Print the full set of records below, character for character and picture-free.
****
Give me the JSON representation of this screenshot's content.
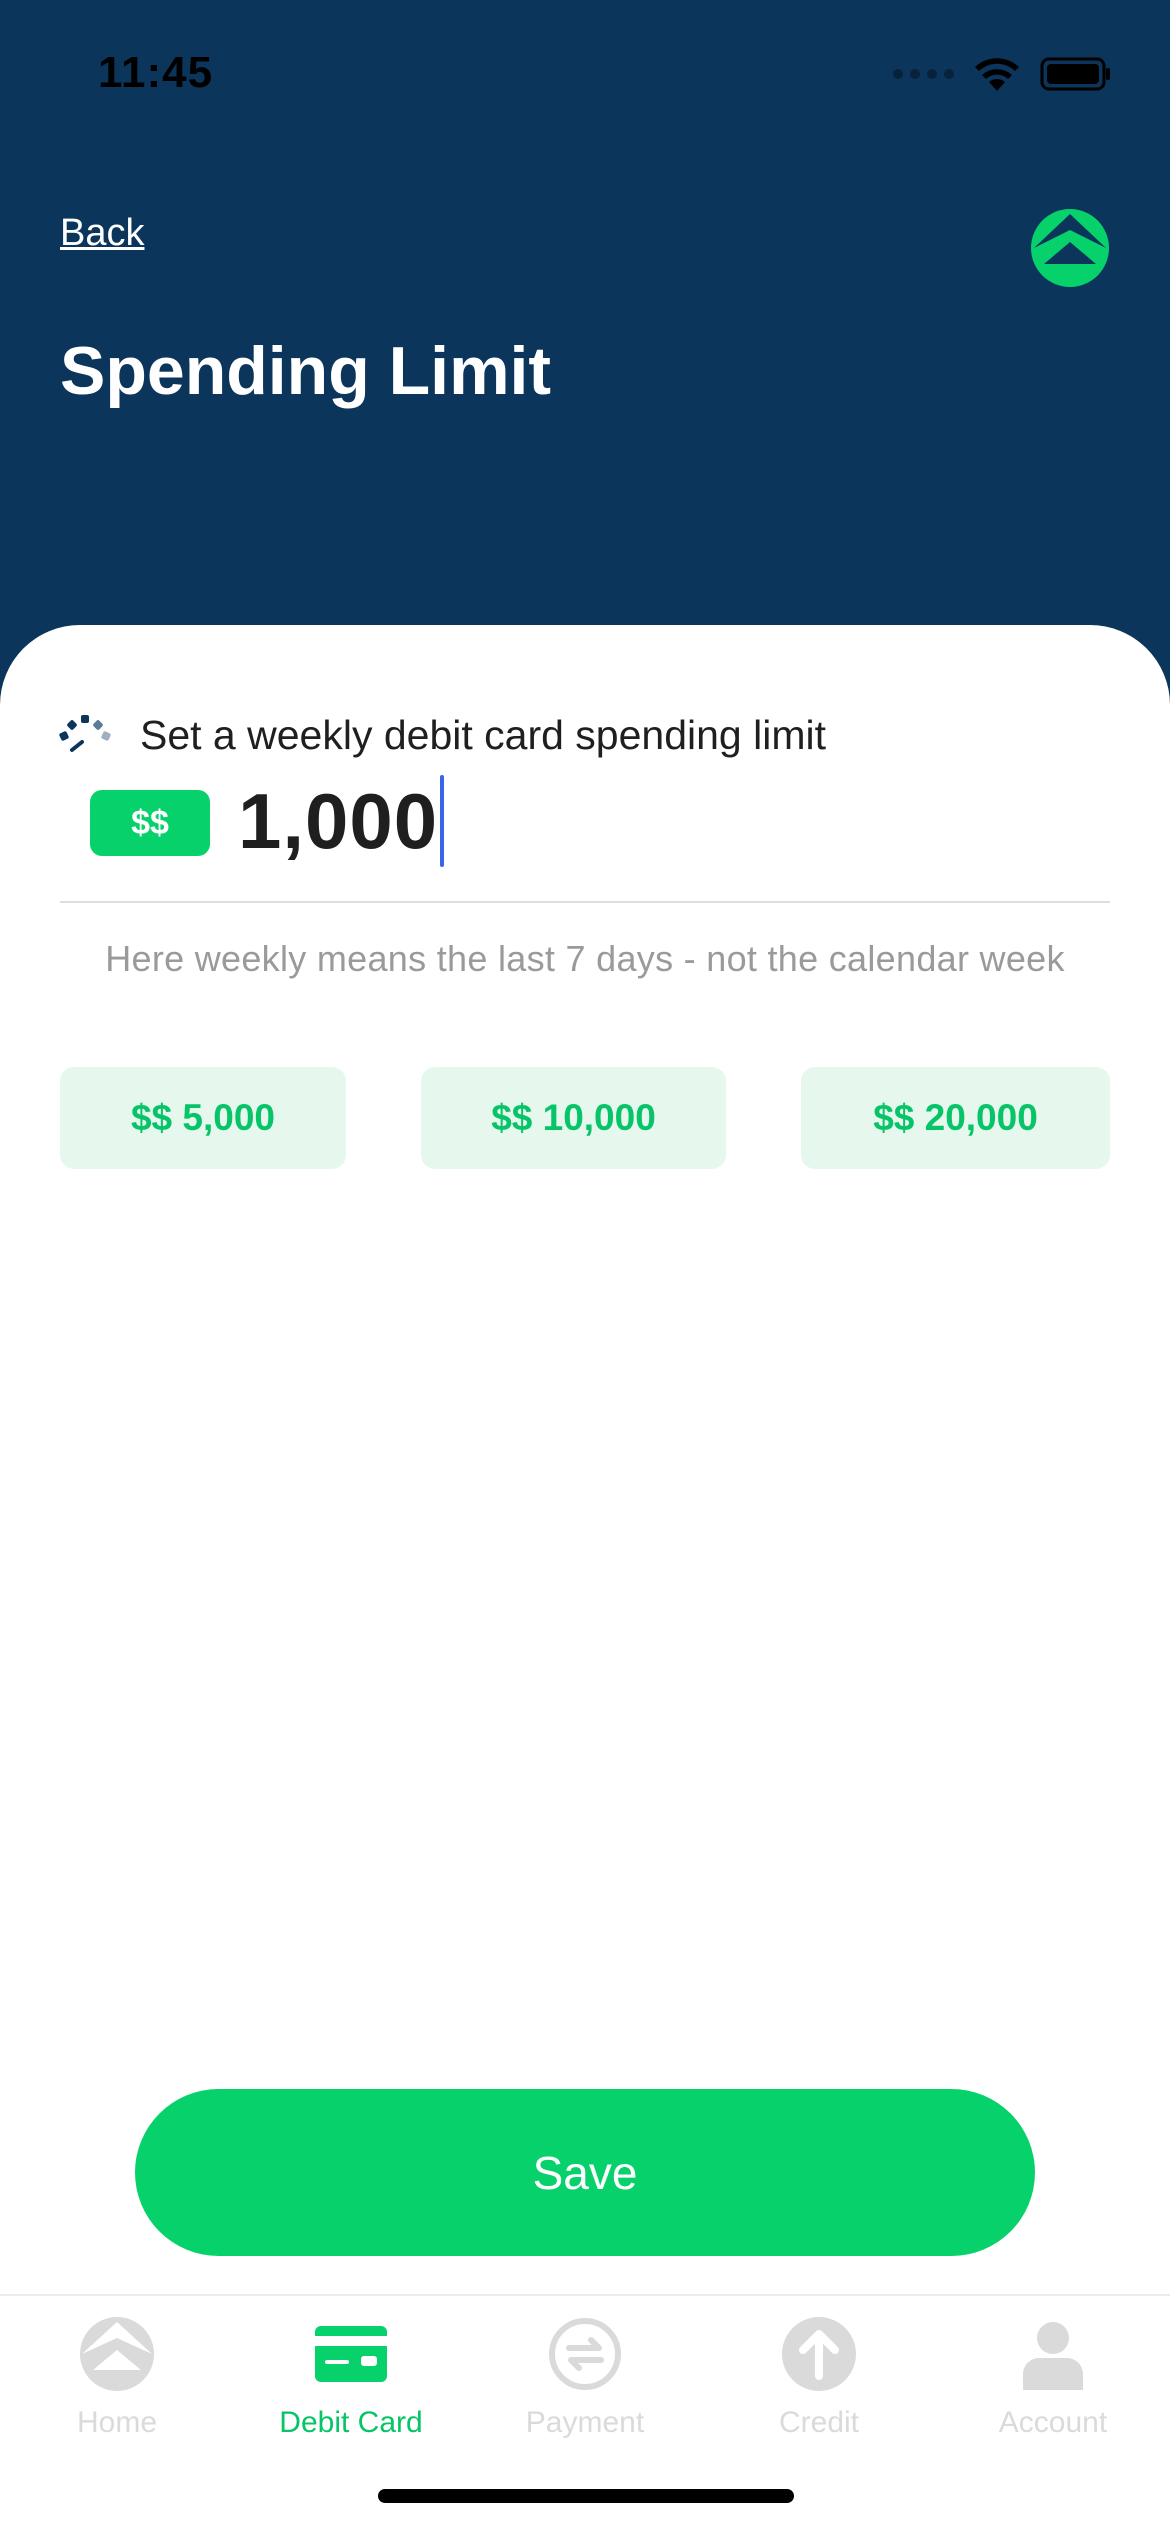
{
  "status_bar": {
    "time": "11:45"
  },
  "header": {
    "back_label": "Back",
    "title": "Spending Limit",
    "logo_icon": "brand-logo-icon"
  },
  "limit": {
    "label": "Set a weekly debit card spending limit",
    "currency_badge": "$$",
    "amount": "1,000",
    "hint": "Here weekly means the last 7 days - not the calendar week"
  },
  "presets": [
    "$$ 5,000",
    "$$ 10,000",
    "$$ 20,000"
  ],
  "save_label": "Save",
  "tabs": [
    {
      "label": "Home",
      "icon": "home-icon",
      "active": false
    },
    {
      "label": "Debit Card",
      "icon": "debit-card-icon",
      "active": true
    },
    {
      "label": "Payment",
      "icon": "payment-icon",
      "active": false
    },
    {
      "label": "Credit",
      "icon": "credit-icon",
      "active": false
    },
    {
      "label": "Account",
      "icon": "account-icon",
      "active": false
    }
  ],
  "colors": {
    "header_bg": "#0c355b",
    "accent_green": "#06d16a",
    "preset_bg": "#e6f8ee",
    "caret": "#3a63e8"
  }
}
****
### Written answer:
Give me the JSON representation of this screenshot's content.
{
  "status_bar": {
    "time": "11:45"
  },
  "header": {
    "back_label": "Back",
    "title": "Spending Limit",
    "logo_icon": "brand-logo-icon"
  },
  "limit": {
    "label": "Set a weekly debit card spending limit",
    "currency_badge": "$$",
    "amount": "1,000",
    "hint": "Here weekly means the last 7 days - not the calendar week"
  },
  "presets": [
    "$$ 5,000",
    "$$ 10,000",
    "$$ 20,000"
  ],
  "save_label": "Save",
  "tabs": [
    {
      "label": "Home",
      "icon": "home-icon",
      "active": false
    },
    {
      "label": "Debit Card",
      "icon": "debit-card-icon",
      "active": true
    },
    {
      "label": "Payment",
      "icon": "payment-icon",
      "active": false
    },
    {
      "label": "Credit",
      "icon": "credit-icon",
      "active": false
    },
    {
      "label": "Account",
      "icon": "account-icon",
      "active": false
    }
  ],
  "colors": {
    "header_bg": "#0c355b",
    "accent_green": "#06d16a",
    "preset_bg": "#e6f8ee",
    "caret": "#3a63e8"
  }
}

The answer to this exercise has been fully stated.